= Beginning of Section =

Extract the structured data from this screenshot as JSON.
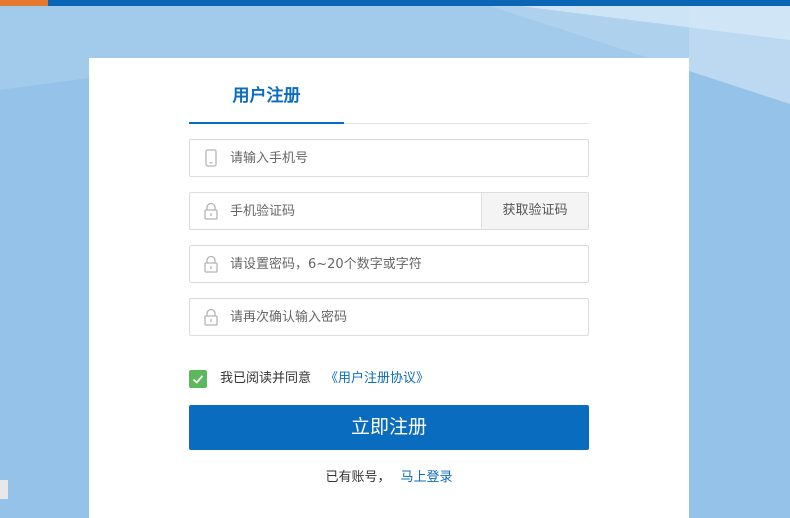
{
  "theme": {
    "primary": "#0a6cbf",
    "background": "#94c2e8",
    "checkbox": "#5cb85c"
  },
  "tabs": {
    "register_label": "用户注册"
  },
  "form": {
    "phone_placeholder": "请输入手机号",
    "sms_code_placeholder": "手机验证码",
    "get_code_label": "获取验证码",
    "password_placeholder": "请设置密码，6~20个数字或字符",
    "confirm_password_placeholder": "请再次确认输入密码"
  },
  "agreement": {
    "checked": true,
    "text": "我已阅读并同意",
    "link_text": "《用户注册协议》"
  },
  "submit_label": "立即注册",
  "footer": {
    "has_account_text": "已有账号，",
    "login_link": "马上登录"
  },
  "icons": {
    "phone": "phone-icon",
    "lock": "lock-icon",
    "check": "check-icon"
  }
}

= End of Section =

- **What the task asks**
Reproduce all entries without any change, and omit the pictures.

- **Result**
Extract the structured data from this screenshot as JSON.
{
  "theme": {
    "primary": "#0a6cbf",
    "background": "#94c2e8",
    "checkbox": "#5cb85c"
  },
  "tabs": {
    "register_label": "用户注册"
  },
  "form": {
    "phone_placeholder": "请输入手机号",
    "sms_code_placeholder": "手机验证码",
    "get_code_label": "获取验证码",
    "password_placeholder": "请设置密码，6~20个数字或字符",
    "confirm_password_placeholder": "请再次确认输入密码"
  },
  "agreement": {
    "checked": true,
    "text": "我已阅读并同意",
    "link_text": "《用户注册协议》"
  },
  "submit_label": "立即注册",
  "footer": {
    "has_account_text": "已有账号，",
    "login_link": "马上登录"
  },
  "icons": {
    "phone": "phone-icon",
    "lock": "lock-icon",
    "check": "check-icon"
  }
}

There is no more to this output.